__TASK GOAL__.
Filter the lines below, keeping each one that holds "Lead".

Records from a dataset
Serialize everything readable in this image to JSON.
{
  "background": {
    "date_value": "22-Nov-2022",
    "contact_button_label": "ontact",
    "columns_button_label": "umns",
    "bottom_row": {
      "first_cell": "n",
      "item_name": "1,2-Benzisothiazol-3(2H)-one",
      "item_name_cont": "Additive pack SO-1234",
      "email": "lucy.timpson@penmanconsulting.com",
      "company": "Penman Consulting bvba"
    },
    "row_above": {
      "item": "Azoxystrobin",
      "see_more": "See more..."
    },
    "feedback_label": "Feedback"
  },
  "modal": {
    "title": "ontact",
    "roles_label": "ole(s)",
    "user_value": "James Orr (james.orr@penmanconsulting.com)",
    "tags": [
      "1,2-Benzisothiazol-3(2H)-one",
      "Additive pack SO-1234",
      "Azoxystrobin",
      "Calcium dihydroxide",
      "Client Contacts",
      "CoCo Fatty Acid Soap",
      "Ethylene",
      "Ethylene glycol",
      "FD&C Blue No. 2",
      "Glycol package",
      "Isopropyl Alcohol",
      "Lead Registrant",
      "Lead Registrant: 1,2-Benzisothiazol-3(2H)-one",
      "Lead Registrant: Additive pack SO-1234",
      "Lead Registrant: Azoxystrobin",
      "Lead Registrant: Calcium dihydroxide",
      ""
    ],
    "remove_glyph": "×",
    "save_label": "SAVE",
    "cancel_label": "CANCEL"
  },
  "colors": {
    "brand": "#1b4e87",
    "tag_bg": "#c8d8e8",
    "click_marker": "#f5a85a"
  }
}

__ANSWER SPACE__.
      "Lead Registrant",
      "Lead Registrant: 1,2-Benzisothiazol-3(2H)-one",
      "Lead Registrant: Additive pack SO-1234",
      "Lead Registrant: Azoxystrobin",
      "Lead Registrant: Calcium dihydroxide",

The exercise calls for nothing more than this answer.